Author + information
- Xiao-Jing Shi,
- Hui-Min Wang,
- Kai Tang,
- Xin Huang,
- Yue Xiao,
- Renfeng Zhang and
- Wen Zhao
The application of doxorubicin (DOX), a well-known antitumor drug, is limited due to its cumulative cardiotoxicity. Up to now, no effective prevention is available for its side effect. It has been shown that peroxiredoxin II (Prx II) protects cardiomyocytes from oxidative stress-induced injury and the protection of metallothionein against DOX-induced cardiotoxicity is associated with the antioxidant role of prxs. However, it remains to be understood that whether Prx II would exert any protective effects against DOX induced cardiac injury.
In the current study, a transgenic mouse with cardiac-specific prxII overexpression was chosen to determine whether prxII protects DOX-induced cardiac injury.

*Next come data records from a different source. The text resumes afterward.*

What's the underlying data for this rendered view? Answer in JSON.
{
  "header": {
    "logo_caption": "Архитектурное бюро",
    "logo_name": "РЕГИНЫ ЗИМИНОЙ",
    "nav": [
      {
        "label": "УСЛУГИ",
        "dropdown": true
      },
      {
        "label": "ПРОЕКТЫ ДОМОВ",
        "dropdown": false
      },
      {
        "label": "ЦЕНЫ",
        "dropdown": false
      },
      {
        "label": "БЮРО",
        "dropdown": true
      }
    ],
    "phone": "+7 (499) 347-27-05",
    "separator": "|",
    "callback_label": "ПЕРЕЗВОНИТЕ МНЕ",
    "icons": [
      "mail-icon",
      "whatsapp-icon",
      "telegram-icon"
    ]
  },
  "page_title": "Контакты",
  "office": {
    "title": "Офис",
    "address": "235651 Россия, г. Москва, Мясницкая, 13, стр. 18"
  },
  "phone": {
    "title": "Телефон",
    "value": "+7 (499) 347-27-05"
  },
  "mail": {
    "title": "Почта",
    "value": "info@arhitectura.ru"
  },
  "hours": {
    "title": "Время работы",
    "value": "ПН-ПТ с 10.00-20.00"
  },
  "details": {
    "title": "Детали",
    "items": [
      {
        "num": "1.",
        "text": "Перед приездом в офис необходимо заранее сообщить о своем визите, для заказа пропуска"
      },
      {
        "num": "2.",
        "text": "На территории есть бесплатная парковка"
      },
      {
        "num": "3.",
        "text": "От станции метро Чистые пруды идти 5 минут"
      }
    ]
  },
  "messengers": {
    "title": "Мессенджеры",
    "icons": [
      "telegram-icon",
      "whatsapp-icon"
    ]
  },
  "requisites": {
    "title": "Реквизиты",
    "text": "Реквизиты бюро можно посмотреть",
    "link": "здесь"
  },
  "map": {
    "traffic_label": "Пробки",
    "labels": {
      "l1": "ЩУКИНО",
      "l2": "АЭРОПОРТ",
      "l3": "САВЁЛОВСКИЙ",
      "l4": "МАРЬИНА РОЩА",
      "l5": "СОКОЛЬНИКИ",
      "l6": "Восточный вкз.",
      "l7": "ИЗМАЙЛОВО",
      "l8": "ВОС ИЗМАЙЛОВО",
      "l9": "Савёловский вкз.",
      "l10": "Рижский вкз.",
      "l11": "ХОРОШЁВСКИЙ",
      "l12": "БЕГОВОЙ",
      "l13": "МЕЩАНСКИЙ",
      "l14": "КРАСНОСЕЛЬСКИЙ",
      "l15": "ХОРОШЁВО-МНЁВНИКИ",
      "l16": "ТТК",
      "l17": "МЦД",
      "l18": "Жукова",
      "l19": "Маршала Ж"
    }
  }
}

In the current study, we found that DOX treatment significantly decreased Prx II protein expression, without alteration of other peroxiredoxins, Trx2 and Catalase in wild type mouse hearts. Cardiac-specific overexpression of Prx II significantly ameliorated acute DOX-triggered ROS accumulation and cardiomyocyte apoptosis, as well as exacerbated myocardial dysfunction in an in vivo model of 5 days DOX injection, assessed by echocardiography. The 12-day survival rate was also significantly increased to 1.4 fold in prxII transgenic mice, compared with their wild-type littermates. Furthermore, Prx II transgenic mice showed improved cardiac contractile function and prolonged survival after chronic administration of DOX. The mechanisms underlying these protective effects of Prx II were associated with the prolonged activation of Akt phosphorylations at Ser473 and Thr308 and attenuation of DOX-induced oxidative stress. Accordingly, the protein levels of Bcl-2 were preserved, Bax and cleaved caspase-3 were decreased in Prx II transgenic hearts treated by DOX, compared to the levels of those proteins in WTs.
Our findings indicated that overexpression of Prx II inhibits DOX-triggered cardiac injury and the prolonged Akt activation appears to be involved in the prxII's beneficial effects. Prx II may constitute a new therapeutic approach in ameliorating the cardiotoxic effects of DOX in cancer patients.